Source records START
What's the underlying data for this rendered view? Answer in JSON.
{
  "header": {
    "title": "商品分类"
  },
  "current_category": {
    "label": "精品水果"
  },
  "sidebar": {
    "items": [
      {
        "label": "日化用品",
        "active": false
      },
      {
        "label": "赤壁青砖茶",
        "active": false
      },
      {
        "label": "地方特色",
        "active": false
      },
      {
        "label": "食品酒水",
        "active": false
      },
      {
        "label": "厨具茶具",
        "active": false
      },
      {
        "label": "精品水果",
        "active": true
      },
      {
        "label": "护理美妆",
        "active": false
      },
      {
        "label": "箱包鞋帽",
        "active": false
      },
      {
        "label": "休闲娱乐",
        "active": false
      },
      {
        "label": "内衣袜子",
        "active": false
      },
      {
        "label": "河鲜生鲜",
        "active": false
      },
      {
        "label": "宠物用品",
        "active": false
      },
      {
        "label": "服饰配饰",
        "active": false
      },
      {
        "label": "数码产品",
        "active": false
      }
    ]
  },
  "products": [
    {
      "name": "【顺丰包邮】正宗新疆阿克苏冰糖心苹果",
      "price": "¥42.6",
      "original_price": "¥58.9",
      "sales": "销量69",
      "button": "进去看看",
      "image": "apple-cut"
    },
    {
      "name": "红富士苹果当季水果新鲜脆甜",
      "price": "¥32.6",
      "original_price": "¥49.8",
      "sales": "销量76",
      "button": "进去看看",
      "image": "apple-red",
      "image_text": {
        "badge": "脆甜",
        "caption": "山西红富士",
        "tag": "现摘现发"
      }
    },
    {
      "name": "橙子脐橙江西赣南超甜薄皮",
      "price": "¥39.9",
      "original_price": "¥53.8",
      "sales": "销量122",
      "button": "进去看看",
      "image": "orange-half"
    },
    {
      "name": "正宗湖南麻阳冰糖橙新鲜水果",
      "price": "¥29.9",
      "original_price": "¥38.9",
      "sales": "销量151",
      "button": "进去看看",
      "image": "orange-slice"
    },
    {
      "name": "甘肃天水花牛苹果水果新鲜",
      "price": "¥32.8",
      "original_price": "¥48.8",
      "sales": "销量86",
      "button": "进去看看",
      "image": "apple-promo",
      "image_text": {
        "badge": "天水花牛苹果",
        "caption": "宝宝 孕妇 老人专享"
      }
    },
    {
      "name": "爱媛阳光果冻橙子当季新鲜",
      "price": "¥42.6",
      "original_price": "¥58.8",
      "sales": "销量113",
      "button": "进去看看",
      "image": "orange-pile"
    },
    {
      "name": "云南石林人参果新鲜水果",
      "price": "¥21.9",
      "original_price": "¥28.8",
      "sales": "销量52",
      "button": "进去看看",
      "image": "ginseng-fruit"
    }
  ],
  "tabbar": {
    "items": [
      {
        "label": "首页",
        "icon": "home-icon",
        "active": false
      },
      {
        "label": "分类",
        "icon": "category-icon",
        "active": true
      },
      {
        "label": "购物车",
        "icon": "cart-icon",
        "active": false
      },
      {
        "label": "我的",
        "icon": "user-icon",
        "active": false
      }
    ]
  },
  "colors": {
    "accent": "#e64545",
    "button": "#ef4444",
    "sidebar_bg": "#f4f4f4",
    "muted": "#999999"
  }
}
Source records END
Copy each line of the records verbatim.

• Problem solution:
What's the underlying data for this rendered view? Answer in JSON.
{
  "header": {
    "title": "商品分类"
  },
  "current_category": {
    "label": "精品水果"
  },
  "sidebar": {
    "items": [
      {
        "label": "日化用品",
        "active": false
      },
      {
        "label": "赤壁青砖茶",
        "active": false
      },
      {
        "label": "地方特色",
        "active": false
      },
      {
        "label": "食品酒水",
        "active": false
      },
      {
        "label": "厨具茶具",
        "active": false
      },
      {
        "label": "精品水果",
        "active": true
      },
      {
        "label": "护理美妆",
        "active": false
      },
      {
        "label": "箱包鞋帽",
        "active": false
      },
      {
        "label": "休闲娱乐",
        "active": false
      },
      {
        "label": "内衣袜子",
        "active": false
      },
      {
        "label": "河鲜生鲜",
        "active": false
      },
      {
        "label": "宠物用品",
        "active": false
      },
      {
        "label": "服饰配饰",
        "active": false
      },
      {
        "label": "数码产品",
        "active": false
      }
    ]
  },
  "products": [
    {
      "name": "【顺丰包邮】正宗新疆阿克苏冰糖心苹果",
      "price": "¥42.6",
      "original_price": "¥58.9",
      "sales": "销量69",
      "button": "进去看看",
      "image": "apple-cut"
    },
    {
      "name": "红富士苹果当季水果新鲜脆甜",
      "price": "¥32.6",
      "original_price": "¥49.8",
      "sales": "销量76",
      "button": "进去看看",
      "image": "apple-red",
      "image_text": {
        "badge": "脆甜",
        "caption": "山西红富士",
        "tag": "现摘现发"
      }
    },
    {
      "name": "橙子脐橙江西赣南超甜薄皮",
      "price": "¥39.9",
      "original_price": "¥53.8",
      "sales": "销量122",
      "button": "进去看看",
      "image": "orange-half"
    },
    {
      "name": "正宗湖南麻阳冰糖橙新鲜水果",
      "price": "¥29.9",
      "original_price": "¥38.9",
      "sales": "销量151",
      "button": "进去看看",
      "image": "orange-slice"
    },
    {
      "name": "甘肃天水花牛苹果水果新鲜",
      "price": "¥32.8",
      "original_price": "¥48.8",
      "sales": "销量86",
      "button": "进去看看",
      "image": "apple-promo",
      "image_text": {
        "badge": "天水花牛苹果",
        "caption": "宝宝 孕妇 老人专享"
      }
    },
    {
      "name": "爱媛阳光果冻橙子当季新鲜",
      "price": "¥42.6",
      "original_price": "¥58.8",
      "sales": "销量113",
      "button": "进去看看",
      "image": "orange-pile"
    },
    {
      "name": "云南石林人参果新鲜水果",
      "price": "¥21.9",
      "original_price": "¥28.8",
      "sales": "销量52",
      "button": "进去看看",
      "image": "ginseng-fruit"
    }
  ],
  "tabbar": {
    "items": [
      {
        "label": "首页",
        "icon": "home-icon",
        "active": false
      },
      {
        "label": "分类",
        "icon": "category-icon",
        "active": true
      },
      {
        "label": "购物车",
        "icon": "cart-icon",
        "active": false
      },
      {
        "label": "我的",
        "icon": "user-icon",
        "active": false
      }
    ]
  },
  "colors": {
    "accent": "#e64545",
    "button": "#ef4444",
    "sidebar_bg": "#f4f4f4",
    "muted": "#999999"
  }
}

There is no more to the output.